- The United States has fast become the new hotspot for the world’s global crypto miners. In the last six months, the country has jumped from fifth to second place and now accounts for nearly 17% of all global bitcoin miners.
For years, bitcoin critics have maligned the world’s biggest cryptocurrency for polluting the planet. But new data from Cambridge University shows that the geography of mining has drastically changed over the last six months, and experts tell CNBC this will improve bitcoin’s carbon footprint.
China’s big crypto crackdown this spring set off a chain reaction in the mining world.
For one, it took half the world’s bitcoin miners offline practically overnight. Fewer people mining has meant less machines running and less power being consumed overall, which slashed bitcoin’s environmental impact.
Beijing’s new crypto rules also permanently took a lot of older and more inefficient gear offline.
And crucially, China shutting its doors to crypto mining has set off a massive migration. Miners are now heading to the cheapest sources of energy on the planet, which more often than not are renewable.
“The bitcoin network is ruthless in its drive for the lowest cost,” said Mike Colyer, CEO of digital currency company Foundry. “Miners around the world are looking for stranded power that is renewable. That will always be your lowest cost. Net-net this will be a big win for bitcoin’s carbon footprint.”
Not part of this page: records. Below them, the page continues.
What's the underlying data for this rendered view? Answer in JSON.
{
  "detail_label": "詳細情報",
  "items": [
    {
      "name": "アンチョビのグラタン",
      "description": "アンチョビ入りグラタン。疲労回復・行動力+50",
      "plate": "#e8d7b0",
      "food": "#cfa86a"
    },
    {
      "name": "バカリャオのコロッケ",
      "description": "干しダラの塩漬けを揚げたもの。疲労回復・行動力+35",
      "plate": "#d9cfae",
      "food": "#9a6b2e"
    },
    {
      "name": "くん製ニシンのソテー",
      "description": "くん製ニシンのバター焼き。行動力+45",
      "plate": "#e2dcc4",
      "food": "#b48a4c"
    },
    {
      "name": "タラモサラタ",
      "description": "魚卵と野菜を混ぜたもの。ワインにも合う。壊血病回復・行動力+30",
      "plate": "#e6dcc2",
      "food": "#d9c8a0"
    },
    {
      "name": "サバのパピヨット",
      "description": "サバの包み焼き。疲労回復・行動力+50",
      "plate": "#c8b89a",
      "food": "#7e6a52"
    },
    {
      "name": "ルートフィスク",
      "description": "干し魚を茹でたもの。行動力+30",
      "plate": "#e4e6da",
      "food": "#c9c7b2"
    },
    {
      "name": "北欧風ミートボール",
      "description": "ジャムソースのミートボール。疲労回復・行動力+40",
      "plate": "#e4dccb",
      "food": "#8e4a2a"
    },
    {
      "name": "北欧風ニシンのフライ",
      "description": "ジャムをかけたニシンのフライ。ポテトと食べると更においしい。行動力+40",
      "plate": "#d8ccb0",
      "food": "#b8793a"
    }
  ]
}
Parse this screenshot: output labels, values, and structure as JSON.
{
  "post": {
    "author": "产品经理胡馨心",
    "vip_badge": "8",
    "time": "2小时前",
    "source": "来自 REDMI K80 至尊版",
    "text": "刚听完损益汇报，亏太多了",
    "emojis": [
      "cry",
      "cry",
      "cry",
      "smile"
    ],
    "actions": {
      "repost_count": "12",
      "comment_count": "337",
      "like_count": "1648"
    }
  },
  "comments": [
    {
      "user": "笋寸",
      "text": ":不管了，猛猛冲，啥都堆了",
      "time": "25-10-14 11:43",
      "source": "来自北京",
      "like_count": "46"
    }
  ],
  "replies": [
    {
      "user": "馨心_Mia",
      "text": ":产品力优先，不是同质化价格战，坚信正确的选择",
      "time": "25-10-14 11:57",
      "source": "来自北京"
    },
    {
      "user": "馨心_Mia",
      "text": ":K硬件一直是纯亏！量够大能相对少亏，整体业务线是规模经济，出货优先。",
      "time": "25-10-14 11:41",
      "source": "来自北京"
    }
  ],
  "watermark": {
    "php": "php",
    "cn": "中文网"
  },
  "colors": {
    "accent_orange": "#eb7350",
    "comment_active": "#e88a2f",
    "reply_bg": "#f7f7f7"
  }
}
China has long been the mecca of the crypto mining world, accounting for nearly three-quarters of all bitcoin miners at its peak, according to the Cambridge Centre for Alternative Finance. But after Beijing decided to expel its miners in May, more than 50% of the hashrate – the collective computing power of miners worldwide – dropped off the network.